Stored entries:
[Start of section]
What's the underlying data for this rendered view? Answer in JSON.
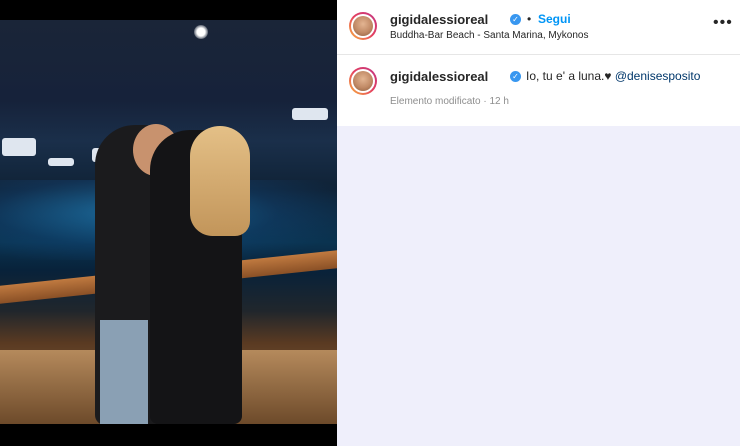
{
  "header": {
    "username": "gigidalessioreal",
    "separator": "•",
    "follow_label": "Segui",
    "location": "Buddha-Bar Beach - Santa Marina, Mykonos",
    "more_icon": "more-horizontal-icon",
    "verified_icon": "verified-badge-icon"
  },
  "post_caption": {
    "username": "gigidalessioreal",
    "text": "Io, tu e' a luna.♥",
    "mention": "@denisesposito",
    "meta": "Elemento modificato · 12 h"
  },
  "colors": {
    "accent": "#0095f6",
    "verified": "#3897f0",
    "panel_bg": "#efeffb"
  }
}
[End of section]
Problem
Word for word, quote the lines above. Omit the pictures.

Exercise response
What's the underlying data for this rendered view? Answer in JSON.
{
  "header": {
    "username": "gigidalessioreal",
    "separator": "•",
    "follow_label": "Segui",
    "location": "Buddha-Bar Beach - Santa Marina, Mykonos",
    "more_icon": "more-horizontal-icon",
    "verified_icon": "verified-badge-icon"
  },
  "post_caption": {
    "username": "gigidalessioreal",
    "text": "Io, tu e' a luna.♥",
    "mention": "@denisesposito",
    "meta": "Elemento modificato · 12 h"
  },
  "colors": {
    "accent": "#0095f6",
    "verified": "#3897f0",
    "panel_bg": "#efeffb"
  }
}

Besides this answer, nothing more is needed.